piledriver from Rick (what a surprise), as Rick falls forward instead of

backwards. What the hell was he thinking there? Scott with a

shoulderbreaker on Reed to establish a body part to punish. Reed,

however, comes back with a WICKED AWESOME high knee (Ed Leslie, take

notes) to take control for Doom. Doom pounds on Scott with some

surprisingly energetic stuff. Believe it or not, Doom is FEELING IT! I

didn’t know they had it in them. Of course, Scott Steiner (pre-1994) is

GOD, so if anyone can make them look good, it’s him. Suddenly, he hits

the Frankensteiner out of nowhere and makes the hot tag to Rick.

Steinerline and powerslam gets two. Double suplex gets two. Pier six

erupts and Doom hits a Doomsday Device-type thing for two. Rick puts

Reed on the top rope and goes for a belly-to-belly, but Simmons nails

him from behind and pushes Reed off the top, onto Rick, for the pin and

the incredibly shocking upset for the World tag team titles! Sure, this

is no big deal 9 years later when Doom is actually a big name in tag

team wrestling, but at the time this was “Holy shit” type booking. And

can you believe Reed and Simmons carried the match? Wow. ***3/4

– Tony interviews the champs.

– Main Event, NWA World title, cage match: Ric Flair v. Lex Luger. The

referee checks Woman’s gloves before the match…and actually finds

something! Man, I’ve never seen the ref actually find something on the

pre-match frisk. Luger gets a two count off a clothesline right away.

Flair tries to run and gets suplexed back in. Luger gets the gorilla

press, twice.
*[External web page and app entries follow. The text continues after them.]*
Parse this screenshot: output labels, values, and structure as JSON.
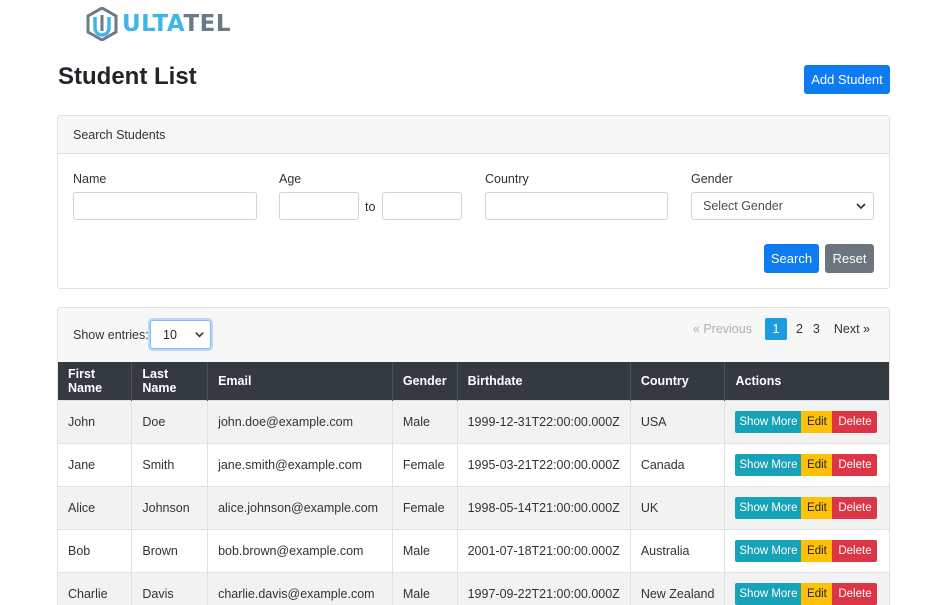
{
  "brand": {
    "part1": "ULTA",
    "part2": "TEL",
    "logo_color": "#3fb7e6",
    "logo_gray": "#6c7a86"
  },
  "page_title": "Student List",
  "add_button": "Add Student",
  "search": {
    "header": "Search Students",
    "name_label": "Name",
    "age_label": "Age",
    "age_to": "to",
    "country_label": "Country",
    "gender_label": "Gender",
    "gender_selected": "Select Gender",
    "search_button": "Search",
    "reset_button": "Reset"
  },
  "table": {
    "show_entries_label": "Show entries:",
    "entries_value": "10",
    "pager": {
      "prev": "« Previous",
      "pages": [
        "1",
        "2",
        "3"
      ],
      "active_page": "1",
      "next": "Next »"
    },
    "headers": [
      "First Name",
      "Last Name",
      "Email",
      "Gender",
      "Birthdate",
      "Country",
      "Actions"
    ],
    "rows": [
      [
        "John",
        "Doe",
        "john.doe@example.com",
        "Male",
        "1999-12-31T22:00:00.000Z",
        "USA"
      ],
      [
        "Jane",
        "Smith",
        "jane.smith@example.com",
        "Female",
        "1995-03-21T22:00:00.000Z",
        "Canada"
      ],
      [
        "Alice",
        "Johnson",
        "alice.johnson@example.com",
        "Female",
        "1998-05-14T21:00:00.000Z",
        "UK"
      ],
      [
        "Bob",
        "Brown",
        "bob.brown@example.com",
        "Male",
        "2001-07-18T21:00:00.000Z",
        "Australia"
      ],
      [
        "Charlie",
        "Davis",
        "charlie.davis@example.com",
        "Male",
        "1997-09-22T21:00:00.000Z",
        "New Zealand"
      ]
    ],
    "action_labels": {
      "more": "Show More",
      "edit": "Edit",
      "delete": "Delete"
    }
  },
  "colors": {
    "primary": "#0d7cf2",
    "secondary": "#6c757d",
    "info": "#17a2b8",
    "warning": "#ffc107",
    "danger": "#dc3545",
    "header_dark": "#343a40"
  }
}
Flair comes back with chops, which are no-sold. Luger

with a hiptoss and clothesline, then he no-sells more chops. Flair

tries to climb the cage, which is silly because the top is turned

inwards. He comes down and chops Luger, and this time Luger sells. He

rams Luger to the cage, then more chops. Flair goes to the knee in the

ring, and of course Luger is wrestling with an injured knee to begin

with. Flair with the kneedrop and delayed suplex, but Luger no-sells

and clotheslines Flair. 10 punch count, then a cross-corner whip that

leads to a Flair Flip. Luger clotheslines him coming off the top

turnbuckle and they brawl outside. Flair tries to run away again. They

fight on the cage and Flair gets rammed to the steel a few times.

Facefirst to the post, and Flair blades. I find that amazing because

Flair has no tape on his wrists or fingers, and yet he goes into the

blading crouch and comes up bloody, so he found a razor blade somewhere.

Back in the ring for the 10 punch count again, and then a clothesline

for two. Flair rolls out and climbs the cage again, and Flair gets

rammed into it again. Flair is doing a four-alarm bladejob here. Back

in the ring, where Luger no-sells chops and a flying forearm. Lex with

the superplex, but Luger blows out his knee on the landing. Uh oh, Lex,

don’t hold your knee when Ric Flair is around…too late. Ric The Evil

Bastard surfaces, as he punishes the knee in every way possible.

Figure-four. With the help of the ropes, of course. The Horsemen make

their way down to ringside. Luger makes the superman comeback with

three clotheslines. Another clothesline gets two. Gorilla press. Stig

runs down to take out the Horsemen, and El Gigante joins him.

Meanwhile, Lex is choking out Flair. Suddenly, the cage starts moving

up, and Barry Windham slides in. Luger gets the Rack, and Windham

breaks it up for the lame, lame DQ. The Horsemen lower the cage again

and do a beatdown of a lifetime on Luger. Still, Flair could carry a

broomstick to **** at this point, so ****1/2

The Bottom Line:

Hey, can’t really lose with this tape. If you want to see Mick Foley

jobbing to Bastion Booger and Undertaker making Johnny Ace his bitch,

then by all means track down the full PPV version, but for sane people

the home video version is super terrifico.

Very recommended.